Work task: Pictures do not belong in the copy; retype the records below exactly.

(Source records)
◇ ◇ ◇
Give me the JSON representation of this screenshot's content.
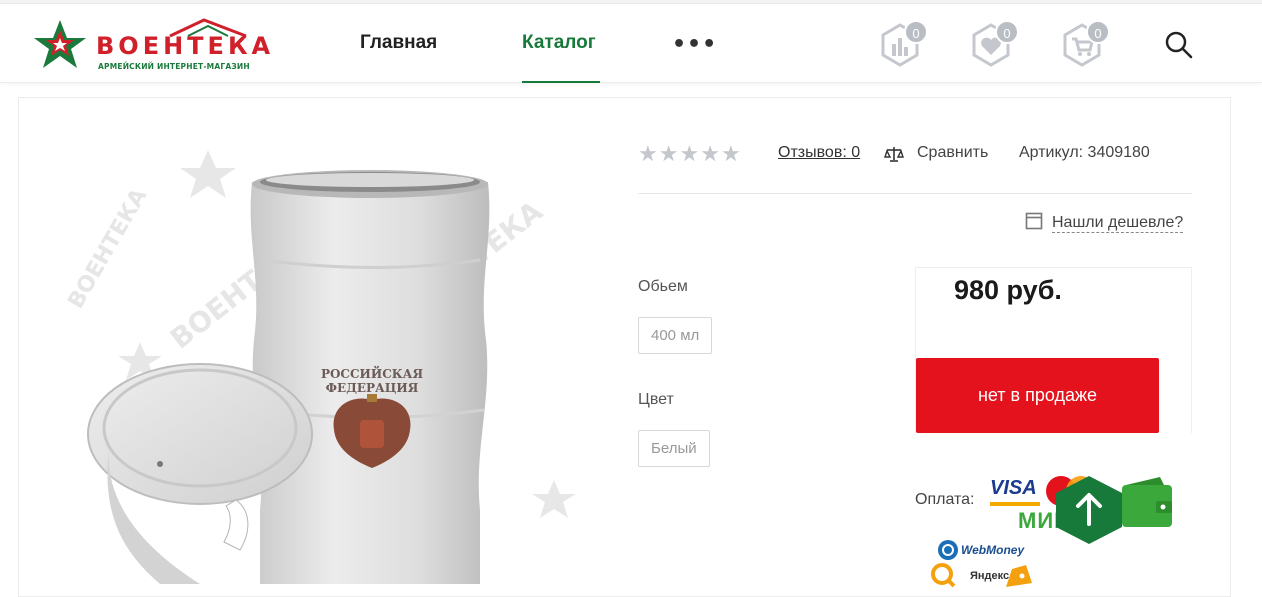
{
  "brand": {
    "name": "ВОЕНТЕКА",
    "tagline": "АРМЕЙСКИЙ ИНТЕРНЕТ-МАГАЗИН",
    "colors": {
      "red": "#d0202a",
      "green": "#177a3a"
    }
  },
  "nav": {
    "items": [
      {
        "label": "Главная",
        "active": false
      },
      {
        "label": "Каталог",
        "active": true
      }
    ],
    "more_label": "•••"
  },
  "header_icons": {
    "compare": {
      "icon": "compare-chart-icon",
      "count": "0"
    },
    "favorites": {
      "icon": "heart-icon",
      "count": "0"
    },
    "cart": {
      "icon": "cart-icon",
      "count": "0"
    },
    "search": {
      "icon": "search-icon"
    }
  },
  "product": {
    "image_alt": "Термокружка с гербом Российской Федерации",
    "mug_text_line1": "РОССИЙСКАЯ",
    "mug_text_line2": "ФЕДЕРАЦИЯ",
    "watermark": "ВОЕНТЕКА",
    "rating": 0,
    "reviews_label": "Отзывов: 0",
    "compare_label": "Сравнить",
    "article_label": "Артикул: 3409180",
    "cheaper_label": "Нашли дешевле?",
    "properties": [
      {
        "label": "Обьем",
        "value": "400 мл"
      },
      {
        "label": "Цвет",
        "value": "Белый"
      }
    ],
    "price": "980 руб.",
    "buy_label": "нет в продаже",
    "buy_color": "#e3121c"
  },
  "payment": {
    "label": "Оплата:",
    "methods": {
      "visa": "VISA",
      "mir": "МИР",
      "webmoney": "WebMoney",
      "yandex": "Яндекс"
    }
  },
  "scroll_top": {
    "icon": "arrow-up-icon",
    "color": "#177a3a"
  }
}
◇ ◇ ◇
Your solution:
Give me the JSON representation of this screenshot's content.
{
  "brand": {
    "name": "ВОЕНТЕКА",
    "tagline": "АРМЕЙСКИЙ ИНТЕРНЕТ-МАГАЗИН",
    "colors": {
      "red": "#d0202a",
      "green": "#177a3a"
    }
  },
  "nav": {
    "items": [
      {
        "label": "Главная",
        "active": false
      },
      {
        "label": "Каталог",
        "active": true
      }
    ],
    "more_label": "•••"
  },
  "header_icons": {
    "compare": {
      "icon": "compare-chart-icon",
      "count": "0"
    },
    "favorites": {
      "icon": "heart-icon",
      "count": "0"
    },
    "cart": {
      "icon": "cart-icon",
      "count": "0"
    },
    "search": {
      "icon": "search-icon"
    }
  },
  "product": {
    "image_alt": "Термокружка с гербом Российской Федерации",
    "mug_text_line1": "РОССИЙСКАЯ",
    "mug_text_line2": "ФЕДЕРАЦИЯ",
    "watermark": "ВОЕНТЕКА",
    "rating": 0,
    "reviews_label": "Отзывов: 0",
    "compare_label": "Сравнить",
    "article_label": "Артикул: 3409180",
    "cheaper_label": "Нашли дешевле?",
    "properties": [
      {
        "label": "Обьем",
        "value": "400 мл"
      },
      {
        "label": "Цвет",
        "value": "Белый"
      }
    ],
    "price": "980 руб.",
    "buy_label": "нет в продаже",
    "buy_color": "#e3121c"
  },
  "payment": {
    "label": "Оплата:",
    "methods": {
      "visa": "VISA",
      "mir": "МИР",
      "webmoney": "WebMoney",
      "yandex": "Яндекс"
    }
  },
  "scroll_top": {
    "icon": "arrow-up-icon",
    "color": "#177a3a"
  }
}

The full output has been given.